Massive liquidity injections from central banks sent security prices soaring in the spring, which led some investors to seek alternatives. Many chose precious metals.
When considering precious metals, it helps to distinguish between two sources of price movement: investors speculatively rotating in and out of asset classes on the one hand and more traditional supply-and-demand factors on the other. The recent price appreciation clearly stems from investor activity. With prices close to a recent peak, this suggests that now is not the time to invest based solely on an expectation of quick profits.
True, a glance at the graph above shows the potential for a correction in metals could be approaching. Yet the Fed has signaled, in strong terms, that its high-liquidity policy will remain in place, possibly for years to come. The falling dollar, too, supports metals prices, as they are denominated in dollars. Still another factor in favor of high prices: The main cost of owning metals—raising the cash to buy them—is nearly zero thanks to low interest rates.

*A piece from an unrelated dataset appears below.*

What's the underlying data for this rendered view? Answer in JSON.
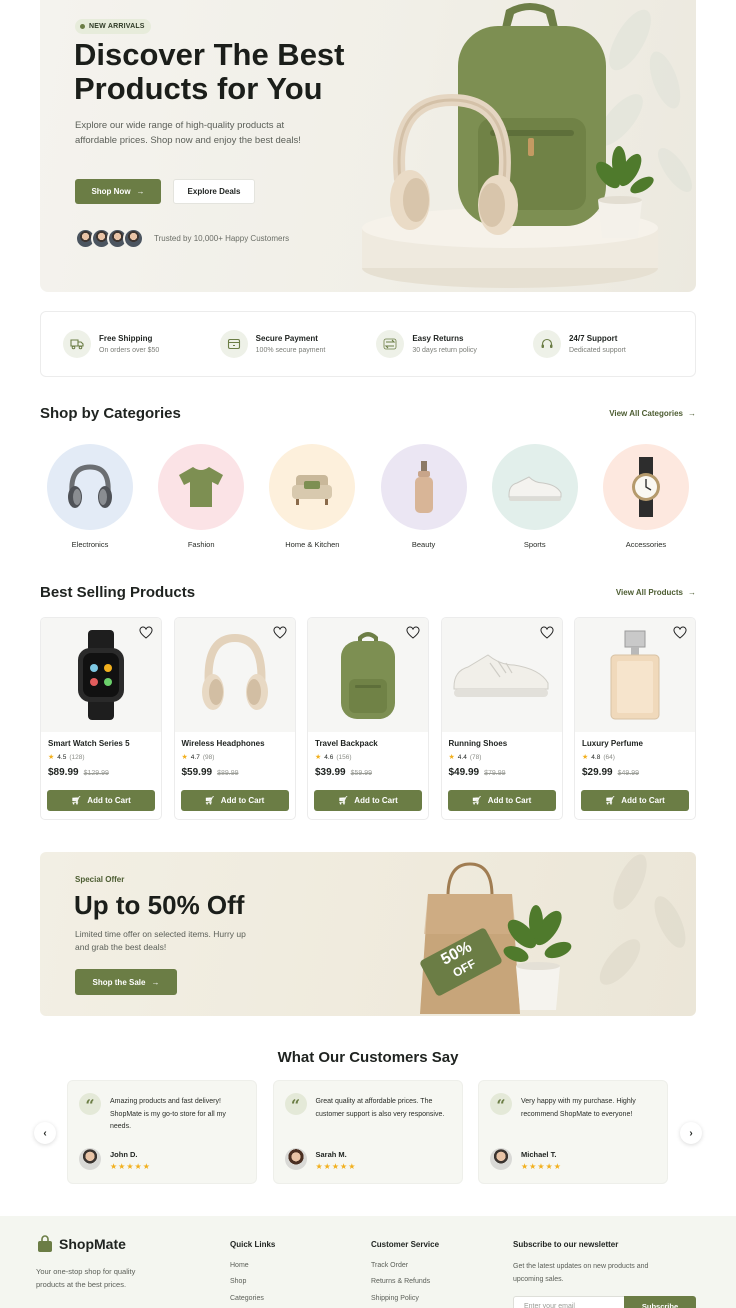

The best assessment one can make, therefore, is that precious metal prices are likely to be volatile but are well supported—by the factors mentioned above—at today’s high levels.
So, do precious metals belong in a portfolio right now? We believe they can, not as a speculative play but for their traditional attractiveness as a store of value, with modest upside potential, in uncertain times. Sources of uncertainty right now are plentiful—the U.S. elections, the pandemic, wildfires, and the seemingly endless Brexit negotiations come to mind—providing ample grounds for wanting to hedge against the volatility of other asset classes.
As for which of the four precious metals to hold over this timeframe, while they often move in sync with one another, we do believe prospects, for the next 12 to 18 months, look better for gold and silver than for platinum and palladium.